And so any movie of that name, even a documentary, must be of the horror variety. Not quite an investigative triumph but definitely a grabber, Cropsey explores the woods-roaming-madman legend with which Staten Island kids — including filmmakers Joshua Zeman and Barbara Brancaccio — used to freak each other out in the ’80s. That’s when the rightly horrifying Willowbrook State School for mentally disabled kids finally got shut down, years after Geraldo Rivera’s career-launching exposé on its appalling conditions, and when the cops tied a spate of missing-children cases to homeless former Willowbrook employee Andre Rand. By the time Zeman and Brancaccio get to their spine-tingling footage of a dazed and drooling Rand being hauled into police custody, it’s as if to say: So is this the Cropsey we’ve all been waiting for? Later, a Rand acquaintance holds up another photo of him, saying, “I can take a picture of anybody and I could say, ‘This man is a mass murderer.’ And you’d say, ‘Yeah, I can tell! I can tell!’ Or I could say, ‘This man rescued six people from a burning building.’ ‘I can tell! He’s a good man!'” What’s especially unsettling is that it’s partly from wondering whether the presenter of this experiment is himself on the level that his point is so well-taken.

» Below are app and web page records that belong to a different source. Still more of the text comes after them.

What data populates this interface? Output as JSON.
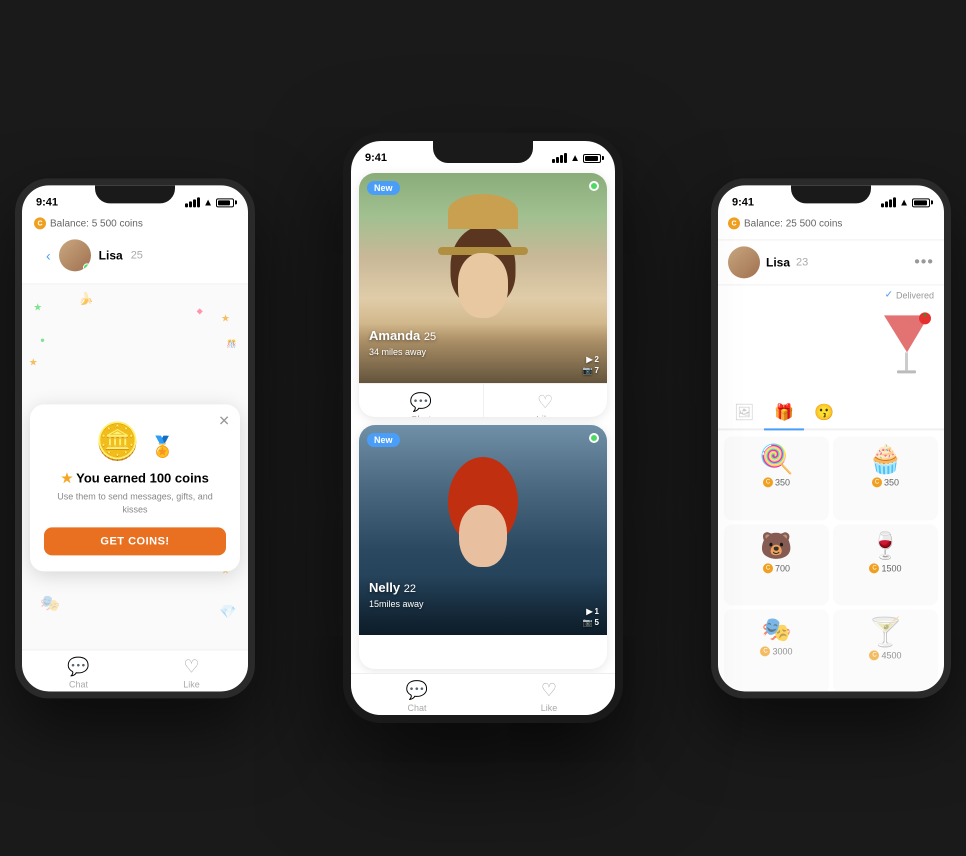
{
  "phones": {
    "center": {
      "time": "9:41",
      "cards": [
        {
          "id": "amanda",
          "name": "Amanda",
          "age": "25",
          "distance": "34 miles away",
          "badge": "New",
          "online": true,
          "photo_count_video": "2",
          "photo_count_camera": "7",
          "photo_bg": "green_field"
        },
        {
          "id": "nelly",
          "name": "Nelly",
          "age": "22",
          "distance": "15miles away",
          "badge": "New",
          "online": true,
          "photo_count_video": "1",
          "photo_count_camera": "5",
          "photo_bg": "blue_bg"
        }
      ],
      "bottom_tabs": [
        {
          "id": "chat",
          "label": "Chat",
          "icon": "💬"
        },
        {
          "id": "like",
          "label": "Like",
          "icon": "♡"
        }
      ]
    },
    "left": {
      "time": "9:41",
      "balance": "Balance: 5 500 coins",
      "chat_person": "Lisa",
      "chat_age": "25",
      "popup": {
        "title": "You earned 100 coins",
        "description": "Use them to send messages, gifts, and kisses",
        "button_label": "GET COINS!",
        "coins_amount": "100"
      },
      "decorations": [
        "🌹",
        "🎊",
        "⭐",
        "🍌",
        "🎭"
      ]
    },
    "right": {
      "time": "9:41",
      "balance": "Balance: 25 500 coins",
      "chat_person": "Lisa",
      "chat_age": "23",
      "delivered_text": "Delivered",
      "cocktail_gift": "🍸",
      "gift_tabs": [
        {
          "id": "sticker",
          "icon": "🖼",
          "active": false
        },
        {
          "id": "gift",
          "icon": "🎁",
          "active": true
        },
        {
          "id": "kiss",
          "icon": "😗",
          "active": false
        }
      ],
      "gifts": [
        {
          "emoji": "🍭",
          "price": "350"
        },
        {
          "emoji": "🧁",
          "price": "350"
        },
        {
          "emoji": "🐻",
          "price": "700"
        },
        {
          "emoji": "🍷",
          "price": "1500"
        },
        {
          "emoji": "🎭",
          "price": "3000"
        },
        {
          "emoji": "🍸",
          "price": "4500"
        }
      ]
    }
  },
  "delivered_check": "✓",
  "bottom_chat_label": "Chat",
  "bottom_like_label": "Like"
}
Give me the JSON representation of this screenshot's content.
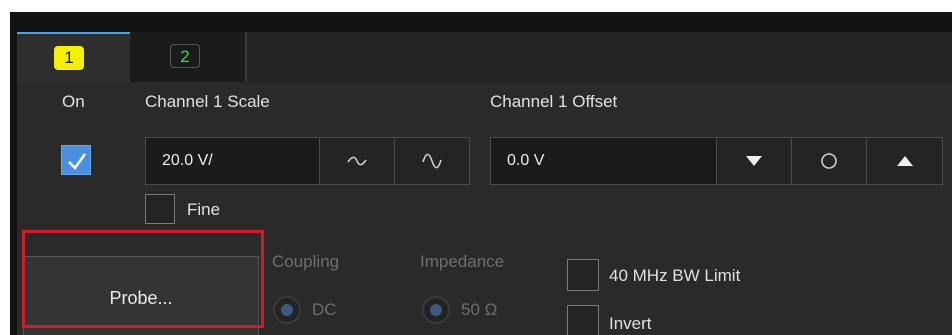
{
  "tabs": [
    {
      "label": "1",
      "color": "#f4f000",
      "selected": true
    },
    {
      "label": "2",
      "color": "#2fe02f",
      "selected": false
    }
  ],
  "on": {
    "label": "On",
    "checked": true
  },
  "scale": {
    "label": "Channel 1 Scale",
    "value": "20.0 V/",
    "buttons": [
      "decrease-wave-icon",
      "increase-wave-icon"
    ]
  },
  "offset": {
    "label": "Channel 1 Offset",
    "value": "0.0 V",
    "buttons": [
      "triangle-down-icon",
      "circle-icon",
      "triangle-up-icon"
    ]
  },
  "fine": {
    "label": "Fine",
    "checked": false
  },
  "probe": {
    "label": "Probe..."
  },
  "coupling": {
    "label": "Coupling",
    "option": "DC",
    "enabled": false
  },
  "impedance": {
    "label": "Impedance",
    "option": "50 Ω",
    "enabled": false
  },
  "bw_limit": {
    "label": "40 MHz BW Limit",
    "checked": false
  },
  "invert": {
    "label": "Invert",
    "checked": false
  },
  "colors": {
    "accent": "#4a90e2",
    "highlight": "#d11a2a",
    "tab_indicator": "#4aa3f0"
  }
}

Ultimately the most damning thing Cropsey implies about Rand is that working at Willowbrook might very well have broken his mind. For added context, the filmmakers make several forays into the sylvan gloom of Staten Island, here described more than once as a dumping ground. They leave some mysteries unsolved, but these matter less than the truly eerie revelations about how horror-flick vernacular affects our view of the world — how we cope with, and cultivate, the unthinkable.